 This month’s column is about accessibility. I’m not making patronizing arguments for it. I’m not saying, “We’ll all need it someday.” I’m not rehashing heartwarming stories of inspiring people who prevail over life’s challenges. I’m not reminding you of your legal obligations. If that’s why you’re following software and hardware accessibility guidelines, then you’ve missed…

4

Courageous design

 Does this sound familiar? You’re meeting to design a solution to a tricky problem. People are alternating between adding new requirements and deriding prior approaches. Everyone agrees with the issues (“Yeah,” “Yup,” “That’s right”), but no one is suggesting a solution for fear of rebuke. These meetings end one of three ways: Deciding to meet…

3

Stupid in any language

 Surely you’re smart enough to know that people outside the United States attempt to use Microsoft software every day. I mean, Nadine Kano first published Developing International Software for Windows 95 and Windows NT back in 1995. By now you must be aware, but how can anyone tell? You could try using our software outside…

3

Data-driven decisions

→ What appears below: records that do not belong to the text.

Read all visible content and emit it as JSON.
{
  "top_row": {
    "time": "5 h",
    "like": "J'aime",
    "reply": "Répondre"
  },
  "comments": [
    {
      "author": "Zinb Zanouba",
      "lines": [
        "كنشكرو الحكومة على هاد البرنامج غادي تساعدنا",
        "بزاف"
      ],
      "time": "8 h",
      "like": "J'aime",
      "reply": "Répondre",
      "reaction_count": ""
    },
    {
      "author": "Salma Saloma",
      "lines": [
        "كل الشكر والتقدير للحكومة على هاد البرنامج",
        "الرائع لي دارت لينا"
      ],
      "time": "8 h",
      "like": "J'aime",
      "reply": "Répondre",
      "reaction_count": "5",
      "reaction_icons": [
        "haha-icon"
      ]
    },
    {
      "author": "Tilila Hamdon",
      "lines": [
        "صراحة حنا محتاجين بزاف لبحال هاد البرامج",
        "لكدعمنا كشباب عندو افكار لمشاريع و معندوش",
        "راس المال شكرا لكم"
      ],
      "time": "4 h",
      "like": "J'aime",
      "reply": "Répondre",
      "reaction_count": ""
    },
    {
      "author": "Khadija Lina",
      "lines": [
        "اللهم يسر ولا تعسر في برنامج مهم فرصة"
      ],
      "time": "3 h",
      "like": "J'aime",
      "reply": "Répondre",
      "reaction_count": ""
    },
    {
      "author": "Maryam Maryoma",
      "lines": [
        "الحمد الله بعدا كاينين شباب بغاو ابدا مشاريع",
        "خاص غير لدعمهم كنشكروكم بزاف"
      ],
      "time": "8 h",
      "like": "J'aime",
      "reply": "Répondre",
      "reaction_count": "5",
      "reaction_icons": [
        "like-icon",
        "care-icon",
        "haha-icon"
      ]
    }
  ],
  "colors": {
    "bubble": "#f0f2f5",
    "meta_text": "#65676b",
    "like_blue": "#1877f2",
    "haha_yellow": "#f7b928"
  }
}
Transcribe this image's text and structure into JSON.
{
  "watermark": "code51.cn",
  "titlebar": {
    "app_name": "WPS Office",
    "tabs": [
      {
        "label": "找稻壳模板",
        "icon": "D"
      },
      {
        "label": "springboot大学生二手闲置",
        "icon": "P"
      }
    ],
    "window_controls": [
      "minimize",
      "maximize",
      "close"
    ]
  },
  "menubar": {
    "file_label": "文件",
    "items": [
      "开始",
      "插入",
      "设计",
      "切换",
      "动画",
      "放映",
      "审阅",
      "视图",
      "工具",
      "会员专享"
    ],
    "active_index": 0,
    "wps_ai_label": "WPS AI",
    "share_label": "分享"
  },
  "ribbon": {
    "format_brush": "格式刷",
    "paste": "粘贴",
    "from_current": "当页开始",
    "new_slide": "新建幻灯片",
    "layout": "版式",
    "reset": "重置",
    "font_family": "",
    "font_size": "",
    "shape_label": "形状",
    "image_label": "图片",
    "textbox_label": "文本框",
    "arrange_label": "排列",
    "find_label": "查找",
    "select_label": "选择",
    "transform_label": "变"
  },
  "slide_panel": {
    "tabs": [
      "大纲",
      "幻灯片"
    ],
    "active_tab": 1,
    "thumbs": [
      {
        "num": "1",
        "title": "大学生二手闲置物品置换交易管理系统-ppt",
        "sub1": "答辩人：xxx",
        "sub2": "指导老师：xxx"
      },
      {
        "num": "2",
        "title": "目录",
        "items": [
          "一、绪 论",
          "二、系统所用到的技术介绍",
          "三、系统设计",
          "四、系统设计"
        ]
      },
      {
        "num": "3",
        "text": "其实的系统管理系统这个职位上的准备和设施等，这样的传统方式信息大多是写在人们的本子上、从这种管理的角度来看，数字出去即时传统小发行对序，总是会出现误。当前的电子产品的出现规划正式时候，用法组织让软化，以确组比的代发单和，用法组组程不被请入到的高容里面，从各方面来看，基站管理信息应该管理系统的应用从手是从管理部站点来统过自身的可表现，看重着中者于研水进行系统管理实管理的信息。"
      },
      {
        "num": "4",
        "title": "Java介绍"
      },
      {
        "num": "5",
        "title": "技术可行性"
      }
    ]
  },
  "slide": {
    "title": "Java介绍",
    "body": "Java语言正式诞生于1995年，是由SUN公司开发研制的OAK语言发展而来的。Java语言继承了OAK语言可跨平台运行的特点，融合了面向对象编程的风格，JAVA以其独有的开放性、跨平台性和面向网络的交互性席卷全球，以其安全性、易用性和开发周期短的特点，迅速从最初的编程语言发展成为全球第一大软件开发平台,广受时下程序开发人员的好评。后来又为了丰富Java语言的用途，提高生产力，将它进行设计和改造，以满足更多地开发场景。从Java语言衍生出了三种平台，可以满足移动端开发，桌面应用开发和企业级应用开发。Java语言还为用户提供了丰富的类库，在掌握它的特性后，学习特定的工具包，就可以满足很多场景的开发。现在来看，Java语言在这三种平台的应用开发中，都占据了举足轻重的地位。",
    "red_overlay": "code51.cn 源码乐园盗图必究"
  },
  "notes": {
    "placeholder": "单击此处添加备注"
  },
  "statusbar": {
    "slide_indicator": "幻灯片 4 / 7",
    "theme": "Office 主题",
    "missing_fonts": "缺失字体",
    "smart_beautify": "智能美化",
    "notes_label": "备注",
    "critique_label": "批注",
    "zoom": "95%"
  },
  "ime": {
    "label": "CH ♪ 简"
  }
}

 You’re working on a feature and think there’s an obvious customer improvement to be made. The tester thinks you’re in obvious need of medical attention from a psychiatric professional. She believes the shipped design was fine from the start. The PM insists that your suggestion doesn’t fit the design language (?). He wants to make…

2

Software engineering—what’s missing?

 To start the new year, my boss gave an all-hands speech to a large group of developers about being an engineer. He equated being an engineer with taking responsibility for quality and using methods that ensure high quality at checkin (Nailing the nominals). Naturally, a developer in the crowd took issue with calling software developers…

6

Green fields are full of maggots

As I said in Nailing the nominals, the two keys to successful big projects (100K+ LOC) are thinking ahead and defining done. Thinking ahead is about design and planning. Defining done is about setting a quality bar and sticking to it. Yet many big projects go astray even when people think ahead and define done….

7

My experiment worked! (Prototyping)

It’s summertime. Time to sit out in the sun and daydream, perhaps on a vacation or a weekend afternoon. When your mind is relaxed at times like these, you often think of beautiful new ideas. You further develop those ideas and then, when the time is right, perhaps early in the next release cycle, you…

3

At your service

Remember this one, “The microprocessor changes everything!” No, it didn’t. Yes, it had a big impact, but people still fretted about the same problems and tried to accomplish the same things. They just created problems and accomplished things more efficiently. How about, “The Internet changes everything!” No, it didn’t. Yes, it had a big impact,…

3